The focus of this project is two-fold. The first is to teach courses incorporating basic spoken Arabic with relevant professional terminology to public service providers who serve Arabic-speaking populations. The second is to establish and maintain contact with administrators to create systemic change. This will allow training for Arabic linguistic and cultural familiarity to be delivered to public service providers who serve Arabic-speaking populations, in particular those serving in critical areas of medical and social services.
Short-term activities (1 year):
Establish contacts with policymakers at the professional level: Hold meetings with at least 15 managers in various public services to encourage them to offer Arabic instruction to their employees.
Implement courses in spoken Arabic for professionals: Conduct ten professional Arabic courses for service providers at various public institutions, such as hospitals, clinics, welfare services, Interior Ministry offices, municipal offices, tax offices, park services, etc.
Long-term goals (3 years):
Regulation: Create systemic change to require public services to be provided in Arabic. Mandate language and cultural awareness instruction for all critical service providers to be made an integral part of professional training. Ensure public institutions serving significant Arab populations deliver courses in spoken Arabic and cultural awareness to their professional staff.
Widespread implementation in public institutions: The program will constitute part of the institutions’ ongoing activities and be funded by them. We have mapped over a hundred potential sites for the courses, including about 60 hospitals, 20 mixed local authorities, 11 branches of the National Insurance Institute, and 16 branches of the Ministry of the Interior, which provide service to a large number of Arab citizens, where the program may be relevant.
The program will have an impact on policymakers at the professional level, including hospital and HMO administrators, government ministry branch heads and senior officials, and directors-general of mixed local authorities so that knowledge of Arabic among their Jewish employees will be seen as a condition for providing quality, linguistically accessible service to their Arab constituents.

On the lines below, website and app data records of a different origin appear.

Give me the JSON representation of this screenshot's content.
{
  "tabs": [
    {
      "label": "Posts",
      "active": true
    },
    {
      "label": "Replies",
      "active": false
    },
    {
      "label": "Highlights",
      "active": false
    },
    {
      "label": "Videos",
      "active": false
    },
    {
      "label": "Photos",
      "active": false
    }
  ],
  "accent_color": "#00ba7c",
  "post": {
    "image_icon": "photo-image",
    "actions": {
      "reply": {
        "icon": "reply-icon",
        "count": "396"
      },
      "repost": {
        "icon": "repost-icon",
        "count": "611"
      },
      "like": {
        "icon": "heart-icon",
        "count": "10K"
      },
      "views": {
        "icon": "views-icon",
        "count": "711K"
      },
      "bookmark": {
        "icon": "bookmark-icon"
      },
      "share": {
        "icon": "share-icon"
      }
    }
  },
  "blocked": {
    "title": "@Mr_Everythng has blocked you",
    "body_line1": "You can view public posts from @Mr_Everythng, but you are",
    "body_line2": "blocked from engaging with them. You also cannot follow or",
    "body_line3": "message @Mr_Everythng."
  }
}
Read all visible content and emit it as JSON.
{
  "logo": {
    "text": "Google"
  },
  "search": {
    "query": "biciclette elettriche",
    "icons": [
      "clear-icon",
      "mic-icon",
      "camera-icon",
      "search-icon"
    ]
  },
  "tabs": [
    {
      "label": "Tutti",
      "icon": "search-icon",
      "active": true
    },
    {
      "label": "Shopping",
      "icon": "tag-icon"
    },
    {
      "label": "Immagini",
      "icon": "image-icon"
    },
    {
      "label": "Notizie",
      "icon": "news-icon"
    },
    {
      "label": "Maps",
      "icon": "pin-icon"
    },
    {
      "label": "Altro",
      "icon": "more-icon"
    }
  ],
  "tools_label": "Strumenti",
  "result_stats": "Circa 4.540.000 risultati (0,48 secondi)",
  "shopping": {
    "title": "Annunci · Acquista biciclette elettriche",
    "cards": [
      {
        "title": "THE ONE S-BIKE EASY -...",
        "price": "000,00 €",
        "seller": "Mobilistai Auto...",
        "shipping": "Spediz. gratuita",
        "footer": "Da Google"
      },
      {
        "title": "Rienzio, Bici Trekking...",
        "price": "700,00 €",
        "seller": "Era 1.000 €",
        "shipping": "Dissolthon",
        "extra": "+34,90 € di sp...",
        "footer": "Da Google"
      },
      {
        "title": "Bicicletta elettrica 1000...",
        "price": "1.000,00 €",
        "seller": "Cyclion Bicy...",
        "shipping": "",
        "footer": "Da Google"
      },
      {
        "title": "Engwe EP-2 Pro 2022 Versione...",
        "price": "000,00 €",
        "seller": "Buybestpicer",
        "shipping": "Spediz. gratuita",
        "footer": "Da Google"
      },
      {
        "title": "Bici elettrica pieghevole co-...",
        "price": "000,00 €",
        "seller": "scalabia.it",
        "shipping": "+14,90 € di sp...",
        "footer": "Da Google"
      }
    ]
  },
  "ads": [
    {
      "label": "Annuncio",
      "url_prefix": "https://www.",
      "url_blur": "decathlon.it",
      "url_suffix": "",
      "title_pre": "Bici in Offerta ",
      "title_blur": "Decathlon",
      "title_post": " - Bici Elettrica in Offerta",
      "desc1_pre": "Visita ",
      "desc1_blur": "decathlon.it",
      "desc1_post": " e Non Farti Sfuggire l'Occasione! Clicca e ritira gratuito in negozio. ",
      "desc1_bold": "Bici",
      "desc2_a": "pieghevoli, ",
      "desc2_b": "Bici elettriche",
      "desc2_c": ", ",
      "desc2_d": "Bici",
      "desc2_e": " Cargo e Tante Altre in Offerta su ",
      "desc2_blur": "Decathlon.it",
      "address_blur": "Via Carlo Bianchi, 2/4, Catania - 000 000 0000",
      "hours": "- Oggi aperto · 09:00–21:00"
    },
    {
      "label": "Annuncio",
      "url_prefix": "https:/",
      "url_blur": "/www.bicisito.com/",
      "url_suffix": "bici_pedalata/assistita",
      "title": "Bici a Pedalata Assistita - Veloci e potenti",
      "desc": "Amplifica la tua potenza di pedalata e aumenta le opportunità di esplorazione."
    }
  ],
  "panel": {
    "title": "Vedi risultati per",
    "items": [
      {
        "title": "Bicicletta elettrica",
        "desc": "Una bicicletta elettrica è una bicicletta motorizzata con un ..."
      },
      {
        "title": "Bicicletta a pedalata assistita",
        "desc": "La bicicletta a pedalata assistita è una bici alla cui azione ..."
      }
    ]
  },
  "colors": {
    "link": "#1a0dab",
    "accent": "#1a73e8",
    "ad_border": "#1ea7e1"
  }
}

It will increase the number of Jewish workers who can communicate in Arabic, reducing alienation and rendering public services accessible to Arab citizens.
Knowledge of language and the ability to deliver service to the public in a particular language can be assessed with relative ease. In order to determine the program’s success, we will measure the following:
The number of institutions in which the program will become standard.
Number of students and groups per year.
Grades on level tests at the end of the course.
Survey of program participants on the extent to which they utilize Arabic in their work with the public.
Survey of satisfaction among service recipients in institutions implementing the program.
Arabic for Professional Service Providers
Increasing Arab-speaking communities' access to services